Today's anti-authority spirit is largely a result and working out of the Age of Enlightenment and the French Revolution.
René Descartes (1596-1650), the father of modernism, coined the well-know phrase that is always associated with him: "Cogito, ergo sum" (I think, therefore I am). He started with the self. Man is the measure of all things. He thought that man could live apart from God. Revelation is to be rejected. We depend upon the self, upon human intellect alone, the ability to reason.
This spirit of revolution was cranked up a hundredfold by the French Revolution that lasted from 1789-1799. It was a revolution against the church and the king. Ultimately, it was a revolution against God. The battle cry of the French Revolution was: "No God! No master." The king was beheaded. France was de-Christianized. Dating the years on the basis of the year of Christ's birth was abolished. 1789 became Year One. The seven day week was replaced by a ten day week. The churches were closed.
A cycle of bloodshed ensued. Those manning the guillotine one day were its victims the next. The French Revolution killed itself. France ripened for a takeover. In 1799, someone did take over—Napoleon. He declared himself Emperor. They killed the king and got an emperor.

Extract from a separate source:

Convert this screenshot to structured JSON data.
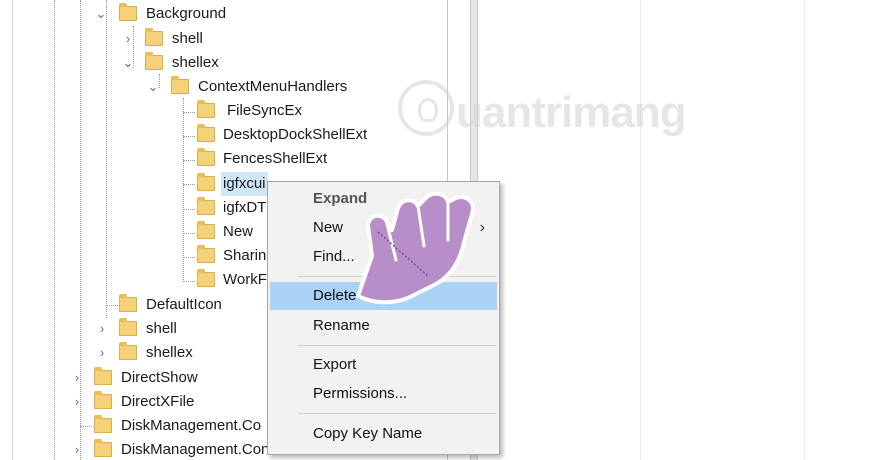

This spirit of revolution that cries "No God! No master" is still very much alive today. It is alive in the media. It is alive in the entertainment industry. You see it on TV. Authority figures are routinely ridiculed. On many sit-coms, the father is either a lazy oaf sitting in front of the TV clicking through the channels or a bungling fool just barely tolerated by wife and children. You see it in the many labour unions which are, by nature and constitution, against the employer. You see the spirit of revolution on the evening news as you witness screaming protesters waving their pickets signs.
The rejection of authority creates havoc, as does the abuse of authority. Both create disorder and chaos. Everyone ends up doing what is right in his own eyes.

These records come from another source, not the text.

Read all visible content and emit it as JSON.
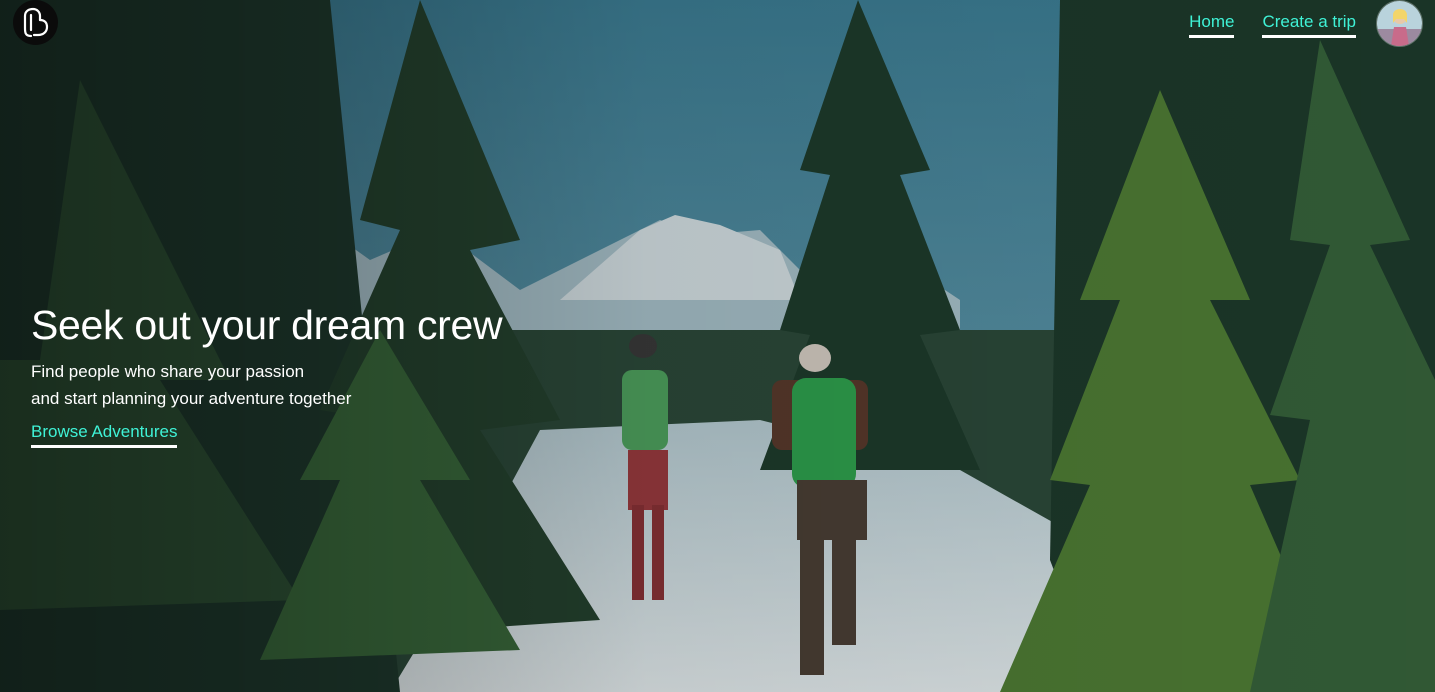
{
  "header": {
    "logo_icon": "carabiner-logo-icon",
    "nav": {
      "home_label": "Home",
      "create_trip_label": "Create a trip"
    },
    "avatar_icon": "user-avatar"
  },
  "hero": {
    "title": "Seek out your dream crew",
    "subtitle_line1": "Find people who share your passion",
    "subtitle_line2": "and start planning your adventure together",
    "cta_label": "Browse Adventures"
  },
  "colors": {
    "accent": "#3ff2d6",
    "underline": "#ffffff",
    "text": "#ffffff"
  }
}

God is the ultimate authority. He is the source of all authority. He revealed himself and his will in his Word, the Scriptures. He calls people to positions of authority in life: Parents, government leaders, church leaders. As those in positions of authority act as servants—not as tyrants, but as servants to those under them—things will be well. As husbands provide loving, kind, servant leadership to their wives, reflecting the relationship between Christ and the church, things will be well in their marriages. As parents provide firm but kind servant leadership to their families, reflecting the relationship between God the Father and his people, things will go well in their families.
This goes for churches and governments too. As those in positions of authority exercise their power by serving those they are called to lead, things will be well.

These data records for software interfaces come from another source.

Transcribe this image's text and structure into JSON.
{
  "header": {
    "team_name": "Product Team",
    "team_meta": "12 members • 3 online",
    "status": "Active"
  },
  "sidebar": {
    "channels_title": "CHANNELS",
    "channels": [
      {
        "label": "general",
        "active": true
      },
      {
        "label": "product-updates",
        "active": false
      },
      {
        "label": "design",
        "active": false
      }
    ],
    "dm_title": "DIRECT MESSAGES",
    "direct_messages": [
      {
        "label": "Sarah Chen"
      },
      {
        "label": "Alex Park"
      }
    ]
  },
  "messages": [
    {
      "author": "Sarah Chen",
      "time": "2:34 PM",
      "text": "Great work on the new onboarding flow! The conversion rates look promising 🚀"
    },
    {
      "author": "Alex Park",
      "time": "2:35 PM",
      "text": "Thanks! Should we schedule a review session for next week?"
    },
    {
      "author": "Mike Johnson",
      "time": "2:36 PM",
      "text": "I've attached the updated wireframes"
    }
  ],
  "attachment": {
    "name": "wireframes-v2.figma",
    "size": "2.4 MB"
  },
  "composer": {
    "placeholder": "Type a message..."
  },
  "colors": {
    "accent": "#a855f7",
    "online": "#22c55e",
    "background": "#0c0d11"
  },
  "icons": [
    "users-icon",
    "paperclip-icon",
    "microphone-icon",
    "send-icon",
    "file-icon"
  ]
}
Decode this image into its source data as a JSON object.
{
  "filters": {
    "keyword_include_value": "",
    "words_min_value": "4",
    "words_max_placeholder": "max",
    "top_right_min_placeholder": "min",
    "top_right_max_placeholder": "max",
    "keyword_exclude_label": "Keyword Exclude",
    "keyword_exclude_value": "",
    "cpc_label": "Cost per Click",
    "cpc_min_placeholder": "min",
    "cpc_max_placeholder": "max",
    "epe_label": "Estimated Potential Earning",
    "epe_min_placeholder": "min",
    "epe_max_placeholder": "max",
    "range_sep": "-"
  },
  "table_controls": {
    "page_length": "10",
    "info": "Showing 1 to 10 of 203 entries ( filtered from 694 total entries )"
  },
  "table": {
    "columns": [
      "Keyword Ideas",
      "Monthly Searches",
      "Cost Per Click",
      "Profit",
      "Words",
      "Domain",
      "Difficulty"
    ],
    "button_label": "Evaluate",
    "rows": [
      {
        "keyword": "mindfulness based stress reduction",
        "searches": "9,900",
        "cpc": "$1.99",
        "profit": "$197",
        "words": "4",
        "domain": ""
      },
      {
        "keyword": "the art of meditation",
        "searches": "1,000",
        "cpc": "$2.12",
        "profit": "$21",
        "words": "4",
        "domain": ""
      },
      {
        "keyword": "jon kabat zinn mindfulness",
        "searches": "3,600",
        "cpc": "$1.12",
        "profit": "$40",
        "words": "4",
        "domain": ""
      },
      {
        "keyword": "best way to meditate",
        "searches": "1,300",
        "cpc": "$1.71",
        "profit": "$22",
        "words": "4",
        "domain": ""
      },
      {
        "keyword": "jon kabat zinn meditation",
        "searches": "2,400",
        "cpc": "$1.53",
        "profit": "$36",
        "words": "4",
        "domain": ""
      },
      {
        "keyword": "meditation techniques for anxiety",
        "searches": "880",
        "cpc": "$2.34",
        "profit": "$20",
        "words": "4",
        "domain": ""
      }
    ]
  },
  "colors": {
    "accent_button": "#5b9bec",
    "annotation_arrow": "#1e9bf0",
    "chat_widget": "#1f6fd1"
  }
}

If they abuse their authority, things will go poorly. Families, churches, countries fall apart when those in authority abuse their authority.
As those under authority respect those whom God put over them, again, things will be well. As children respect their parents, as congregations honour their elders, as citizens obey their governments, things will go well in our families, churches and country.
May we all obey the Word of God, Father, Son and Holy Spirit. The Triune God has absolute authority. He has revealed his will in his Word. Let us obey it. Every word of it. As we keep the Word submitting to it in humility and obedience, things will be well in our lives. Reject the Word, disobey it, and your life will turn upside down. Obey it and things will be well.
This series of blog posts were originally presented as a speech at the October 1998 Ontario Women's League Day in Ancaster, Ontario. Much of the spoken style remains.